  • Should I use multiple cloud providers?
  • Should I be concerned about the lack of perimeter security?

A History lesson for Cloud Detractors

Computing history

We’ve all seen cloud computing discussed ad nauseam on blogs, on Twitter, Quora, Stack Exchange, your mom’s Facebook page… you get the idea. The tech bloggers and performance experts often pipe in with their graphs and statistics showing clearly that dollar-for-dollar, cloud hosted virtual servers can’t compete with physical servers in performance, so why is everyone pushing them? It’s just foolhardy, they say.

On the other end, management and their bean counters would simply roll their eyes saying this is why the tech guys aren’t running the business.

Seriously, why the disconnect? Open source has always involved a lot of bushwacking…

Continue reading

Seattle Web Tech Meetup Nov 21

I’ll be one of two speakers at the next Seattle Web Technology Bi-Weekly Meet up on Nov 21 at the Citrus Lounge.

They’ve sexed it up a little by calling it a face-off between Windows Azure and Amazon EC2  (no prizes for guessing which side I represent) but really it’s going to be a primer on the Platform-as-a service and Infrastructure-as-a-service models. I expect some lively discussions during Q&A.

I’ll be covering questions such as what cloud computing is, what EC2 provides, what is datacenter automation and the differences between a standard datacenter liks Rackspace and Amazon EC2. Meanwhile you folks who’ve  large investments in say EXCHANGE servers will be able to pose questions to Marcus Wendt of Composite C1.

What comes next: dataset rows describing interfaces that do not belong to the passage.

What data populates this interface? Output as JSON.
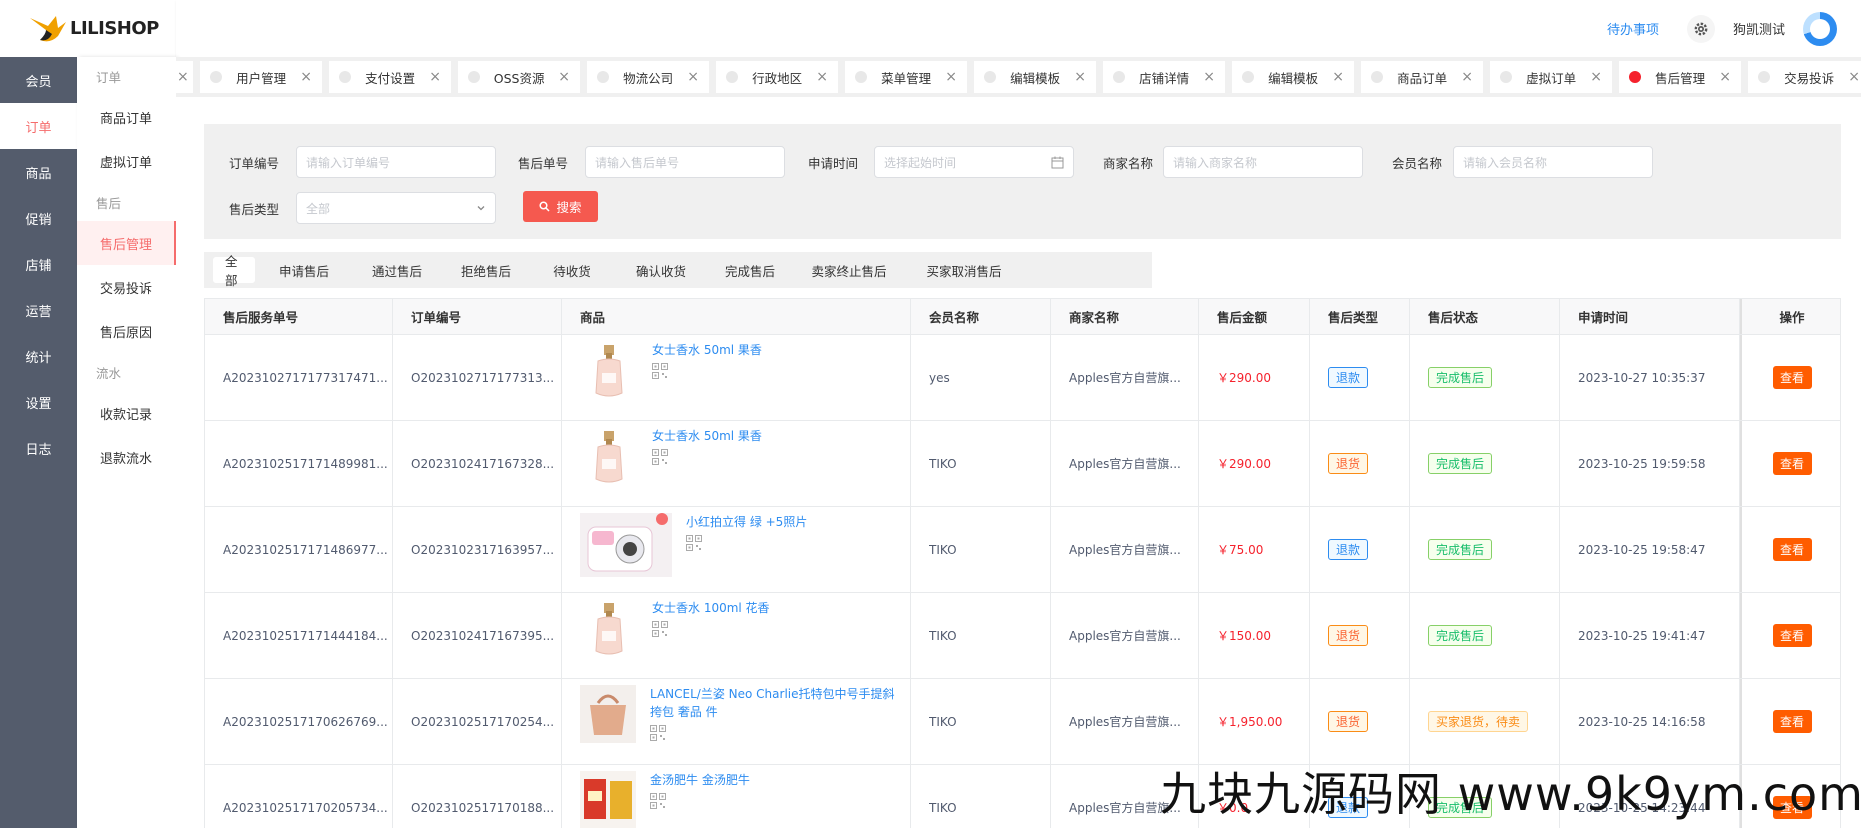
{
  "brand": {
    "name": "LILISHOP"
  },
  "header": {
    "todo": "待办事项",
    "user": "狗凯测试"
  },
  "nav_main": [
    "会员",
    "订单",
    "商品",
    "促销",
    "店铺",
    "运营",
    "统计",
    "设置",
    "日志"
  ],
  "nav_main_active": 1,
  "nav_sub": [
    {
      "type": "group",
      "label": "订单"
    },
    {
      "type": "item",
      "label": "商品订单"
    },
    {
      "type": "item",
      "label": "虚拟订单"
    },
    {
      "type": "group",
      "label": "售后"
    },
    {
      "type": "item",
      "label": "售后管理",
      "active": true
    },
    {
      "type": "item",
      "label": "交易投诉"
    },
    {
      "type": "item",
      "label": "售后原因"
    },
    {
      "type": "group",
      "label": "流水"
    },
    {
      "type": "item",
      "label": "收款记录"
    },
    {
      "type": "item",
      "label": "退款流水"
    }
  ],
  "tabs": [
    {
      "label": "用户管理"
    },
    {
      "label": "支付设置"
    },
    {
      "label": "OSS资源"
    },
    {
      "label": "物流公司"
    },
    {
      "label": "行政地区"
    },
    {
      "label": "菜单管理"
    },
    {
      "label": "编辑模板"
    },
    {
      "label": "店铺详情"
    },
    {
      "label": "编辑模板"
    },
    {
      "label": "商品订单"
    },
    {
      "label": "虚拟订单"
    },
    {
      "label": "售后管理",
      "active": true
    },
    {
      "label": "交易投诉"
    }
  ],
  "search": {
    "order_no": {
      "label": "订单编号",
      "placeholder": "请输入订单编号"
    },
    "service_no": {
      "label": "售后单号",
      "placeholder": "请输入售后单号"
    },
    "apply_time": {
      "label": "申请时间",
      "placeholder": "选择起始时间"
    },
    "store": {
      "label": "商家名称",
      "placeholder": "请输入商家名称"
    },
    "member": {
      "label": "会员名称",
      "placeholder": "请输入会员名称"
    },
    "type": {
      "label": "售后类型",
      "value": "全部"
    },
    "button": "搜索"
  },
  "status_tabs": [
    "全部",
    "申请售后",
    "通过售后",
    "拒绝售后",
    "待收货",
    "确认收货",
    "完成售后",
    "卖家终止售后",
    "买家取消售后"
  ],
  "status_active": 0,
  "table": {
    "headers": [
      "售后服务单号",
      "订单编号",
      "商品",
      "会员名称",
      "商家名称",
      "售后金额",
      "售后类型",
      "售后状态",
      "申请时间",
      "操作"
    ],
    "rows": [
      {
        "sn": "A2023102717177317471...",
        "order": "O2023102717177313...",
        "goods": "女士香水 50ml 果香",
        "img": "perfume",
        "member": "yes",
        "store": "Apples官方自营旗...",
        "amount": "￥290.00",
        "type": "退款",
        "type_color": "blue",
        "status": "完成售后",
        "status_color": "green",
        "time": "2023-10-27 10:35:37",
        "action": "查看"
      },
      {
        "sn": "A2023102517171489981...",
        "order": "O2023102417167328...",
        "goods": "女士香水 50ml 果香",
        "img": "perfume",
        "member": "TIKO",
        "store": "Apples官方自营旗...",
        "amount": "￥290.00",
        "type": "退货",
        "type_color": "orange",
        "status": "完成售后",
        "status_color": "green",
        "time": "2023-10-25 19:59:58",
        "action": "查看"
      },
      {
        "sn": "A2023102517171486977...",
        "order": "O2023102317163957...",
        "goods": "小红拍立得 绿 +5照片",
        "img": "camera",
        "member": "TIKO",
        "store": "Apples官方自营旗...",
        "amount": "￥75.00",
        "type": "退款",
        "type_color": "blue",
        "status": "完成售后",
        "status_color": "green",
        "time": "2023-10-25 19:58:47",
        "action": "查看"
      },
      {
        "sn": "A2023102517171444184...",
        "order": "O2023102417167395...",
        "goods": "女士香水 100ml 花香",
        "img": "perfume",
        "member": "TIKO",
        "store": "Apples官方自营旗...",
        "amount": "￥150.00",
        "type": "退货",
        "type_color": "orange",
        "status": "完成售后",
        "status_color": "green",
        "time": "2023-10-25 19:41:47",
        "action": "查看"
      },
      {
        "sn": "A2023102517170626769...",
        "order": "O2023102517170254...",
        "goods": "LANCEL/兰姿 Neo Charlie托特包中号手提斜挎包 奢品 件",
        "img": "bag",
        "member": "TIKO",
        "store": "Apples官方自营旗...",
        "amount": "￥1,950.00",
        "type": "退货",
        "type_color": "orange",
        "status": "买家退货，待卖",
        "status_color": "gold",
        "time": "2023-10-25 14:16:58",
        "action": "查看"
      },
      {
        "sn": "A2023102517170205734...",
        "order": "O2023102517170188...",
        "goods": "金汤肥牛 金汤肥牛",
        "img": "food",
        "member": "TIKO",
        "store": "Apples官方自营旗...",
        "amount": "￥0.0",
        "type": "退款",
        "type_color": "blue",
        "status": "完成售后",
        "status_color": "green",
        "time": "2023-10-25 14:23:44",
        "action": "查看"
      }
    ]
  },
  "watermark": "九块九源码网 www.9k9ym.com",
  "colors": {
    "accent": "#f56c6c",
    "primary": "#2d8cf0",
    "sidebar": "#545c6c",
    "action": "#ff5c00"
  }
}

It’s Amex sponsored and you’ll get a ticket good for a beer or a Citrus signature drink with which you can get cozy and warm up by the fireplace while Marcus and I are beamed through a flat screen with our respective presentations. If you’re in Seattle drop in. I hope to see you or at least, hear you there.

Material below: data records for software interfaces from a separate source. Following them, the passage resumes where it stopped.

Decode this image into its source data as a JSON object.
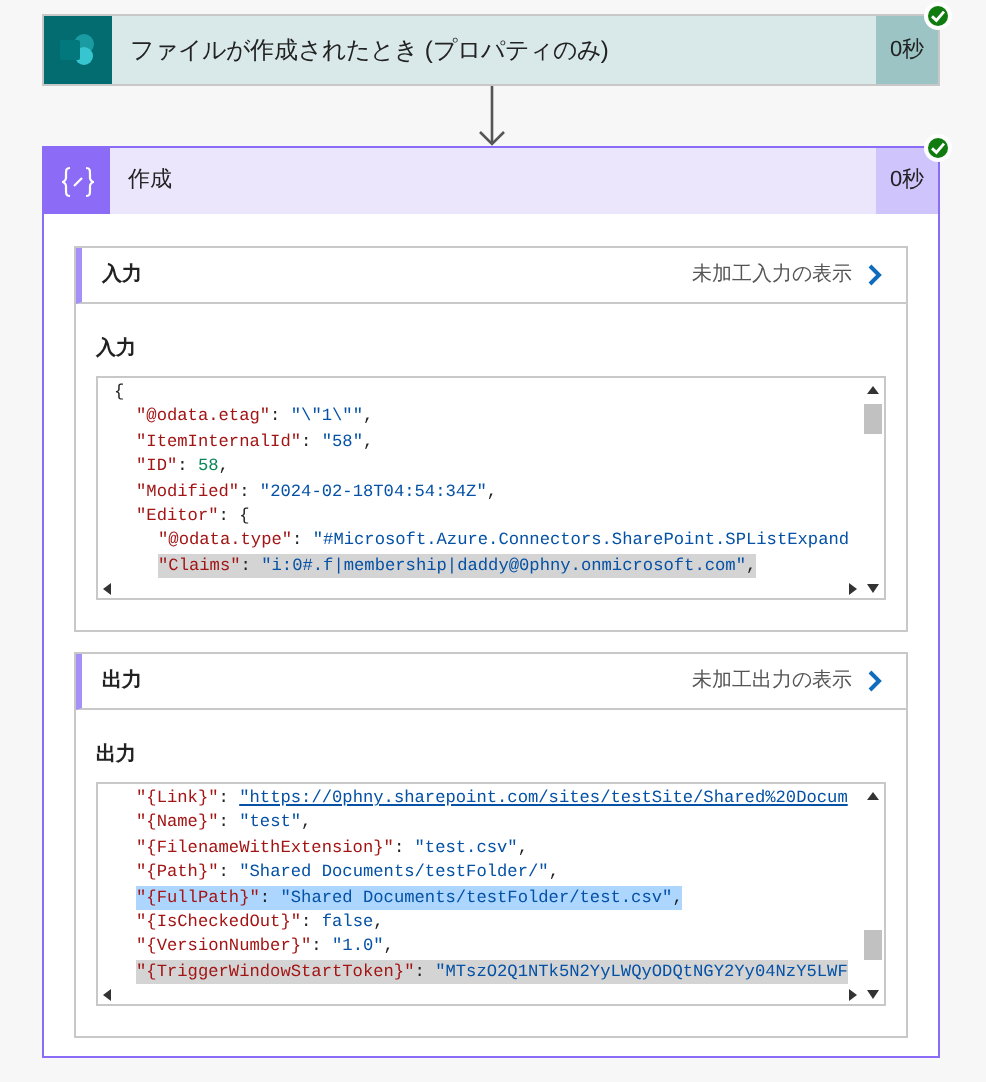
{
  "trigger": {
    "title": "ファイルが作成されたとき (プロパティのみ)",
    "duration": "0秒",
    "succeeded": true
  },
  "action": {
    "title": "作成",
    "duration": "0秒",
    "succeeded": true,
    "sections": [
      {
        "heading": "入力",
        "link": "未加工入力の表示",
        "field_label": "入力",
        "code": [
          {
            "selected": false,
            "tokens": [
              {
                "kind": "punct",
                "text": "{"
              }
            ],
            "children": [
              {
                "selected": false,
                "tokens": [
                  {
                    "kind": "key",
                    "text": "\"@odata.etag\""
                  },
                  {
                    "kind": "punct",
                    "text": ": "
                  },
                  {
                    "kind": "string",
                    "text": "\"\\\"1\\\"\""
                  },
                  {
                    "kind": "punct",
                    "text": ","
                  }
                ]
              },
              {
                "selected": false,
                "tokens": [
                  {
                    "kind": "key",
                    "text": "\"ItemInternalId\""
                  },
                  {
                    "kind": "punct",
                    "text": ": "
                  },
                  {
                    "kind": "string",
                    "text": "\"58\""
                  },
                  {
                    "kind": "punct",
                    "text": ","
                  }
                ]
              },
              {
                "selected": false,
                "tokens": [
                  {
                    "kind": "key",
                    "text": "\"ID\""
                  },
                  {
                    "kind": "punct",
                    "text": ": "
                  },
                  {
                    "kind": "number",
                    "text": "58"
                  },
                  {
                    "kind": "punct",
                    "text": ","
                  }
                ]
              },
              {
                "selected": false,
                "tokens": [
                  {
                    "kind": "key",
                    "text": "\"Modified\""
                  },
                  {
                    "kind": "punct",
                    "text": ": "
                  },
                  {
                    "kind": "string",
                    "text": "\"2024-02-18T04:54:34Z\""
                  },
                  {
                    "kind": "punct",
                    "text": ","
                  }
                ]
              },
              {
                "selected": false,
                "tokens": [
                  {
                    "kind": "key",
                    "text": "\"Editor\""
                  },
                  {
                    "kind": "punct",
                    "text": ": {"
                  }
                ],
                "children": [
                  {
                    "selected": false,
                    "tokens": [
                      {
                        "kind": "key",
                        "text": "\"@odata.type\""
                      },
                      {
                        "kind": "punct",
                        "text": ": "
                      },
                      {
                        "kind": "string",
                        "text": "\"#Microsoft.Azure.Connectors.SharePoint.SPListExpand"
                      }
                    ]
                  },
                  {
                    "selected": true,
                    "focused": false,
                    "tokens": [
                      {
                        "kind": "key",
                        "text": "\"Claims\""
                      },
                      {
                        "kind": "punct",
                        "text": ": "
                      },
                      {
                        "kind": "string",
                        "text": "\"i:0#.f|membership|daddy@0phny.onmicrosoft.com\""
                      },
                      {
                        "kind": "punct",
                        "text": ","
                      }
                    ]
                  }
                ]
              }
            ]
          }
        ]
      },
      {
        "heading": "出力",
        "link": "未加工出力の表示",
        "field_label": "出力",
        "code": [
          {
            "children": [
              {
                "selected": false,
                "tokens": [
                  {
                    "kind": "key",
                    "text": "\"{Link}\""
                  },
                  {
                    "kind": "punct",
                    "text": ": "
                  },
                  {
                    "kind": "link",
                    "text": "\"https://0phny.sharepoint.com/sites/testSite/Shared%20Docum"
                  }
                ]
              },
              {
                "selected": false,
                "tokens": [
                  {
                    "kind": "key",
                    "text": "\"{Name}\""
                  },
                  {
                    "kind": "punct",
                    "text": ": "
                  },
                  {
                    "kind": "string",
                    "text": "\"test\""
                  },
                  {
                    "kind": "punct",
                    "text": ","
                  }
                ]
              },
              {
                "selected": false,
                "tokens": [
                  {
                    "kind": "key",
                    "text": "\"{FilenameWithExtension}\""
                  },
                  {
                    "kind": "punct",
                    "text": ": "
                  },
                  {
                    "kind": "string",
                    "text": "\"test.csv\""
                  },
                  {
                    "kind": "punct",
                    "text": ","
                  }
                ]
              },
              {
                "selected": false,
                "tokens": [
                  {
                    "kind": "key",
                    "text": "\"{Path}\""
                  },
                  {
                    "kind": "punct",
                    "text": ": "
                  },
                  {
                    "kind": "string",
                    "text": "\"Shared Documents/testFolder/\""
                  },
                  {
                    "kind": "punct",
                    "text": ","
                  }
                ]
              },
              {
                "selected": true,
                "focused": true,
                "tokens": [
                  {
                    "kind": "key",
                    "text": "\"{FullPath}\""
                  },
                  {
                    "kind": "punct",
                    "text": ": "
                  },
                  {
                    "kind": "string",
                    "text": "\"Shared Documents/testFolder/test.csv\""
                  },
                  {
                    "kind": "punct",
                    "text": ","
                  }
                ]
              },
              {
                "selected": false,
                "tokens": [
                  {
                    "kind": "key",
                    "text": "\"{IsCheckedOut}\""
                  },
                  {
                    "kind": "punct",
                    "text": ": "
                  },
                  {
                    "kind": "keyword",
                    "text": "false"
                  },
                  {
                    "kind": "punct",
                    "text": ","
                  }
                ]
              },
              {
                "selected": false,
                "tokens": [
                  {
                    "kind": "key",
                    "text": "\"{VersionNumber}\""
                  },
                  {
                    "kind": "punct",
                    "text": ": "
                  },
                  {
                    "kind": "string",
                    "text": "\"1.0\""
                  },
                  {
                    "kind": "punct",
                    "text": ","
                  }
                ]
              },
              {
                "selected": true,
                "focused": false,
                "tokens": [
                  {
                    "kind": "key",
                    "text": "\"{TriggerWindowStartToken}\""
                  },
                  {
                    "kind": "punct",
                    "text": ": "
                  },
                  {
                    "kind": "string",
                    "text": "\"MTszO2Q1NTk5N2YyLWQyODQtNGY2Yy04NzY5LWF"
                  }
                ]
              }
            ]
          }
        ]
      }
    ]
  }
}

$1000 per hour Servers, Anyone?

Amazon’s spot market for computing power is set up as an open market for surplus servers. The price is dynamic and depends on demand. So when demand is low, you can get computing instances for rock bottom prices. When you do that you normally set a range of prices you’re willing to pay. If it goes over your top end, your instances get killed and re-provisioned for someone else. Obviously this wouldn’t work for all applications, like a website that has to be up all the time, but for computing power, say to run some huge hedge fund analytics, it might fit perfectly. Continue reading

Oracle Announces Paid MySQL Add-ons

 Oracle starts charging for MySQL Add-ons

Exciting news, Oracle just announced commercial MySQL extensions that they’ll be offering paid extensions to the core MySQL free product.

To be sure, this has raised waves of concern among the community, but on the whole I suspect it will be a good thing for MySQL.  This brings more commercial addons to the table, which only increases the options for customers.  Many will continue to use the core database product only, and avoid license hassles while others will surely embark on a hybrid approach if it solves their everyday business problems. Continue reading

5 Scalability Pitfalls to Avoid

1. Object Relational Mappers

Software development has always made use of libraries, off-the-shelf components that are shared between different projects.  These allow you to stand on the shoulders of others and build bigger things.  Frameworks do the same thing, they provide a context from which to build on.  Ruby on Rails for example provides a great starting framework from which to build web applications, managing sessions in an elegant way. Continue reading

4 Considerations Migrating to The Cloud

When migrating to the cloud consider security and resource variability, the cultural shift for operations and the new cost model. Continue reading

Top 3 Questions From Clients

1. This page or area of the website is very slow, why?

There are a lot of components that make up modern internet websites, and a lot of places to get stuck in the mud.  Website performance starts with the browser, what caching it is doing, their bandwidth to your server, what the webserver is doing (caching or not and how), if the webserver has sufficient memory, and then what the application code is doing and lastly how it is interacting with the backend database. Continue reading